# INSTRUCTIONS FOR THE TASK:
Images excluded, reproduce each line of the records exactly as it stands.
(Beginning of INPUT FOR THIS TASK)
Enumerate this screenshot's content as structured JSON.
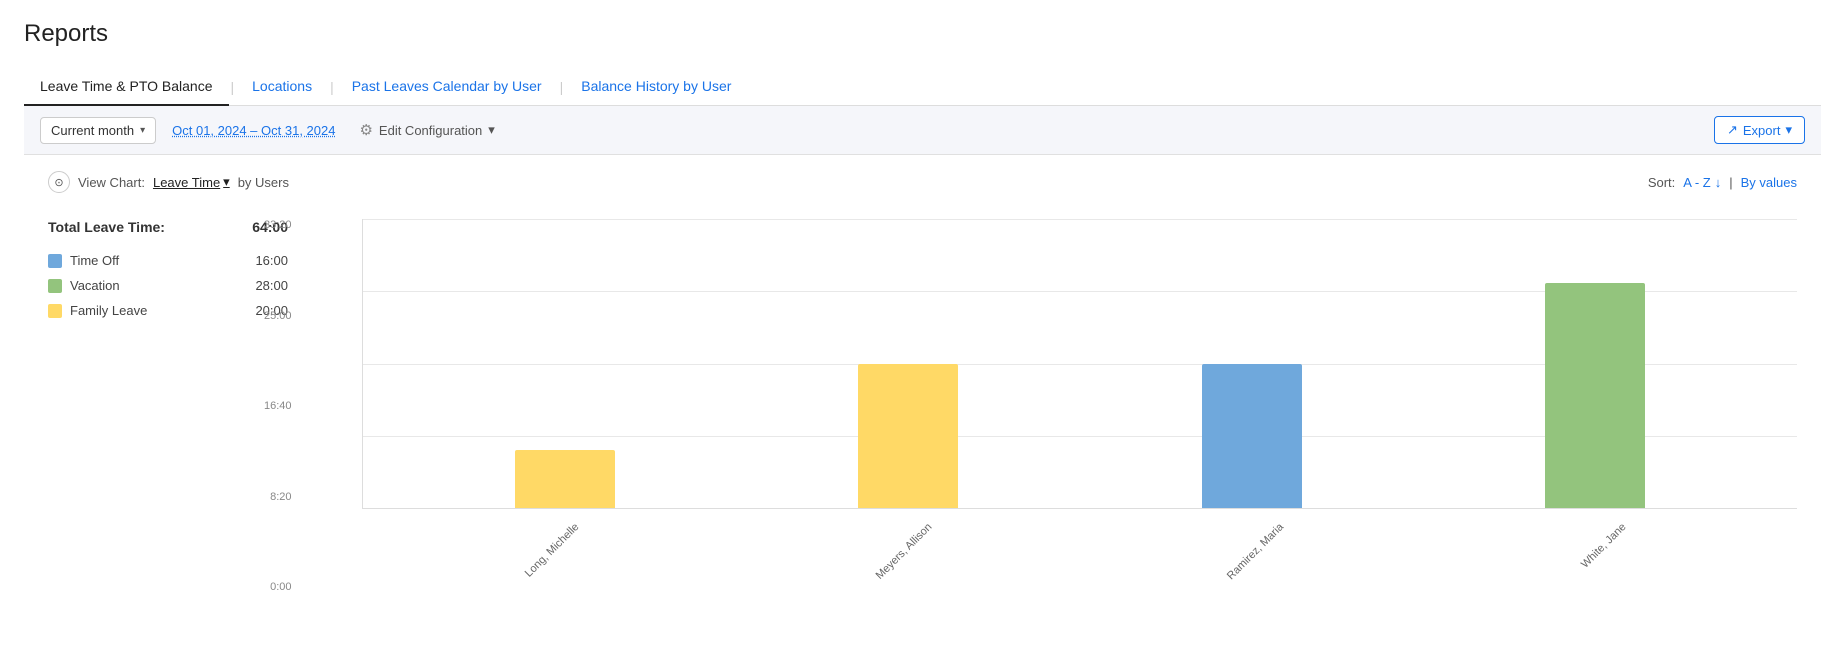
{
  "page": {
    "title": "Reports"
  },
  "tabs": [
    {
      "id": "leave-time",
      "label": "Leave Time & PTO Balance",
      "active": true
    },
    {
      "id": "locations",
      "label": "Locations",
      "active": false
    },
    {
      "id": "past-leaves",
      "label": "Past Leaves Calendar by User",
      "active": false
    },
    {
      "id": "balance-history",
      "label": "Balance History by User",
      "active": false
    }
  ],
  "toolbar": {
    "filter_label": "Current month",
    "date_range": "Oct 01, 2024 – Oct 31, 2024",
    "edit_config_label": "Edit Configuration",
    "export_label": "Export"
  },
  "view_chart": {
    "label": "View Chart:",
    "chart_type": "Leave Time",
    "by_label": "by Users"
  },
  "sort": {
    "label": "Sort:",
    "az_label": "A - Z",
    "by_values_label": "By values"
  },
  "legend": {
    "total_label": "Total Leave Time:",
    "total_value": "64:00",
    "items": [
      {
        "id": "time-off",
        "label": "Time Off",
        "value": "16:00",
        "color": "#6fa8dc"
      },
      {
        "id": "vacation",
        "label": "Vacation",
        "value": "28:00",
        "color": "#93c47d"
      },
      {
        "id": "family-leave",
        "label": "Family Leave",
        "value": "20:00",
        "color": "#ffd966"
      }
    ]
  },
  "chart": {
    "y_labels": [
      "33:20",
      "25:00",
      "16:40",
      "8:20",
      "0:00"
    ],
    "bars": [
      {
        "name": "Long, Michelle",
        "value": 4,
        "color": "#ffd966",
        "height_pct": 20
      },
      {
        "name": "Meyers, Allison",
        "value": 16,
        "color": "#ffd966",
        "height_pct": 50
      },
      {
        "name": "Ramirez, Maria",
        "value": 16,
        "color": "#6fa8dc",
        "height_pct": 50
      },
      {
        "name": "White, Jane",
        "value": 26,
        "color": "#93c47d",
        "height_pct": 78
      }
    ]
  },
  "icons": {
    "collapse": "⊙",
    "dropdown_arrow": "▾",
    "gear": "⚙",
    "export_arrow": "↗",
    "sort_az": "↓"
  }
}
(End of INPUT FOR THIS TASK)
# TASK SOLUTION:
Enumerate this screenshot's content as structured JSON.
{
  "page": {
    "title": "Reports"
  },
  "tabs": [
    {
      "id": "leave-time",
      "label": "Leave Time & PTO Balance",
      "active": true
    },
    {
      "id": "locations",
      "label": "Locations",
      "active": false
    },
    {
      "id": "past-leaves",
      "label": "Past Leaves Calendar by User",
      "active": false
    },
    {
      "id": "balance-history",
      "label": "Balance History by User",
      "active": false
    }
  ],
  "toolbar": {
    "filter_label": "Current month",
    "date_range": "Oct 01, 2024 – Oct 31, 2024",
    "edit_config_label": "Edit Configuration",
    "export_label": "Export"
  },
  "view_chart": {
    "label": "View Chart:",
    "chart_type": "Leave Time",
    "by_label": "by Users"
  },
  "sort": {
    "label": "Sort:",
    "az_label": "A - Z",
    "by_values_label": "By values"
  },
  "legend": {
    "total_label": "Total Leave Time:",
    "total_value": "64:00",
    "items": [
      {
        "id": "time-off",
        "label": "Time Off",
        "value": "16:00",
        "color": "#6fa8dc"
      },
      {
        "id": "vacation",
        "label": "Vacation",
        "value": "28:00",
        "color": "#93c47d"
      },
      {
        "id": "family-leave",
        "label": "Family Leave",
        "value": "20:00",
        "color": "#ffd966"
      }
    ]
  },
  "chart": {
    "y_labels": [
      "33:20",
      "25:00",
      "16:40",
      "8:20",
      "0:00"
    ],
    "bars": [
      {
        "name": "Long, Michelle",
        "value": 4,
        "color": "#ffd966",
        "height_pct": 20
      },
      {
        "name": "Meyers, Allison",
        "value": 16,
        "color": "#ffd966",
        "height_pct": 50
      },
      {
        "name": "Ramirez, Maria",
        "value": 16,
        "color": "#6fa8dc",
        "height_pct": 50
      },
      {
        "name": "White, Jane",
        "value": 26,
        "color": "#93c47d",
        "height_pct": 78
      }
    ]
  },
  "icons": {
    "collapse": "⊙",
    "dropdown_arrow": "▾",
    "gear": "⚙",
    "export_arrow": "↗",
    "sort_az": "↓"
  }
}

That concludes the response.